The inspector then asked the Garzas whether they had obtained an elevation certificate, an important tool in floodplain management that documents the elevation of a structure in relation to the BFE. David said, “When I told him I hadn’t, he says, ‘So you’ve got two choices: You can go ahead and pour the cement and be told it’s too low, or you can stop right now, get your Certificate of Elevation and continue building.’”
Although they were angry and annoyed, the Garzas decided to get the certificate. “Oh boy, I was mad,” David said. “The additional elevation would cost more money. I also had to make certain that the land sloped so that I wouldn’t flood my neighbors out.”
The survey done for the certificate showed that although the house was at the BFE of 11 feet, it was still one foot too low. The City of Shoreacres requires a foot of “freeboard,” an additional amount of height above the BFE that provides added protection and can result in lower flood insurance rates. In the end, the Garzas elevated their home approximately nine inches above the city’s 12-foot requirement—well above the level needed for flood insurance.
The Garzas also became frustrated with the building inspector during the framing process.
“Although I thank him now, because my house is sturdy, I had some choice words for him,” David said. “He comes up and says, ‘You have to strap this, you have to tie that down, you have to wrap that.’ Oh man, he was tough. He and my builder were always butting heads.”
Determined not to have more problems with the inspector, the builder “went overboard,” David said. “He tied down, strapped, and wrapped everything. We showed him.”
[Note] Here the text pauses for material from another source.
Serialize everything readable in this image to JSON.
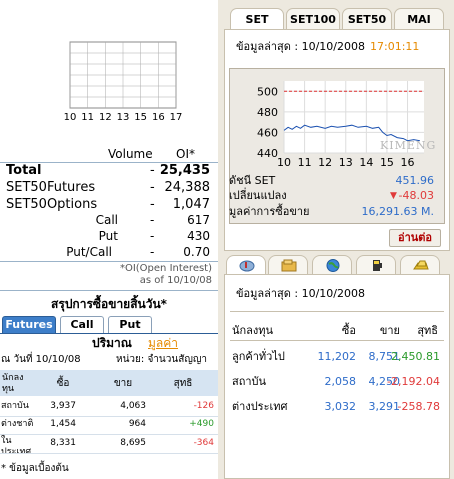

In September 2008, Hurricane Ike brought tremendous winds and a 12-foot storm surge to Shoreacres, dismantling waterfront properties and flooding approximately 575 of the town’s 650 homes. Some of the Garzas’ neighbors got more than three feet of water, while floodwaters reached within five feet of David and Cynthia’s front door.